3:00pm - 3:30pm:  Coffee Break
3:30pm - 5:00pm: Panel discussion

Addressing Big Societal Challenges with Digital Behavioral Data

Workshop at the 1st European Symposium on Societal Challenges in Computational Social Science (

London, GB
November 15, 2017


Organized by:
Mathieu Génois, GESIS
Julian Kohne, GESIS
Katrin Weller, GESIS
Claudia Wagner, GESIS and University of Koblenz
Markus Strohmaier, University of Aachen and GESIS


Open questions to be discussed include, but are not limited to:

  • Which new sources for Digital Behavioral Data can be used for Computational Social Science research (e.g. wearable sensors, mobile phones, online data)?
  • Which major societal challenges can be studied through the use of Digital Behavioral Data?
  • How can digital traces be combined with traditional surveys or experimental designs?
  • What kind of research infrastructure is needed to maximize the potential of Digital Behavioral Data (education/open access/open data)?
  • Which legal and ethical challenges do we face (e.g. privacy/informed consent)?
  • What are our visions for the future?


Nowadays, numerous aspects of human life are recorded and stored in databases which are increasingly available for researchers. Prominent examples include data on shopping, travel, housing, political expression, dating, finances, or professional work. This ever increasing digitalization of every aspect of modern life has created ample opportunity to use digital traces for studying human behavior and interactions. Interestingly, this new approach has been partly led by researchers outside of the area of social sciences. In the relatively new field of Computational Social Science (CSS), researchers from the Social Sciences, Applied Mathematics, Statistical Physics and Computer Science work together to study classic research questions from the Social Sciences with new kinds of data, tools and methods. These research questions often relate to major societal challenges of the 21st century such as social inequality, discrimination and (political) radicalization. The aim of this workshop is to bring together these communities to discuss how Digital Behavioral Data can be used to study societal challenges and human behavior, how new wearable sensors, apps and personalized web tracking are creating new research questions, how we can integrate Digital Behavioral Data with classic survey or experimental research, which kinds of infrastructural changes would benefit the community, how we should deal with legal and ethical concerns, and which directions are most promising for the future.

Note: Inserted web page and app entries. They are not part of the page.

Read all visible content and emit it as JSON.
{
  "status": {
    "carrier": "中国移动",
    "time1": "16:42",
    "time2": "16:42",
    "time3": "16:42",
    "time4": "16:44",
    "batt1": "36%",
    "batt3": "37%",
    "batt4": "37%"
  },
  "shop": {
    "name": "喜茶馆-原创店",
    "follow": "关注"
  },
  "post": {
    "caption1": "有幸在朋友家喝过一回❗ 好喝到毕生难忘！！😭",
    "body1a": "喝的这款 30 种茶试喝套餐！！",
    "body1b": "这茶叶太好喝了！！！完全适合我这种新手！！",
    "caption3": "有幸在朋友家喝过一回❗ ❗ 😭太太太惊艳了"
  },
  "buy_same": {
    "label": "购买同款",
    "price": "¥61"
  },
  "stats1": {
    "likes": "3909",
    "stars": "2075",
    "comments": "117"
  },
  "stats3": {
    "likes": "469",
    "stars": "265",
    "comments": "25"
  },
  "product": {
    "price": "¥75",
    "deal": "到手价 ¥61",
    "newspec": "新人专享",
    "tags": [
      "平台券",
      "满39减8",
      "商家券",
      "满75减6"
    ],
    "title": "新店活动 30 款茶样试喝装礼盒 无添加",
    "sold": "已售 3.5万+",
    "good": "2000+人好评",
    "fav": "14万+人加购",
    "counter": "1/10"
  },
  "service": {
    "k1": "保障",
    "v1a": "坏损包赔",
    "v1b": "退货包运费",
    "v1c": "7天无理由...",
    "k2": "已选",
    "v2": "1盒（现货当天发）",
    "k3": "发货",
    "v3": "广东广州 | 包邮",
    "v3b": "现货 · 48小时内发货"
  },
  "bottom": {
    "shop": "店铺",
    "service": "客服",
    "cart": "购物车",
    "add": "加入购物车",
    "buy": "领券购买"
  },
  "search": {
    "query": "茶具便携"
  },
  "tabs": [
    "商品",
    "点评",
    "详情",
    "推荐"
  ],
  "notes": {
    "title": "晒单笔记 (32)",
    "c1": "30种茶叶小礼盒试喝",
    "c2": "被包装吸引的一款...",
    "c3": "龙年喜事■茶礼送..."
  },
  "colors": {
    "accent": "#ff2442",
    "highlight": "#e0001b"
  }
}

Workshop Format

This half-day workshop will take place in the afternoon of November 15, 2017. It will be an interactive workshop, featuring invited experts as panelists and lots of room for discussion.

Invited speakers with expertise in working with different types of Digital Behavioral Data will provide insights into the current state of the art, give examples for recent research results, and explain the technical background and current limitations of technology.

We are addressing an audience of interdisciplinary researchers in the field of CSS. We particularly welcome researchers who are interested in working with new types of Digital Behavioral Data in addition to traditional social science approaches (e.g. surveys). We invite the audience to actively engage in the discussion and to contribute ideas for using different methods to analyze Digital Behavioral Data as well as to voice concerns about their usage.


The workshop will take place in the afternoon on November 15, 2017 at the Alan Turing Institute. The Alan Turing Institute is located at the British Library: 

British Library
96 Euston Rd


Participants for the workshop need to register for the 1st European Symposium on Societal Challenges in Computational Social Science (, and select this workshop in the registration form. Tickets for the workshop/tutorial day + main symposium will be 60 GBP. Tickets for tutorial day only are for free. The number of participants will be limited based on the room capacities.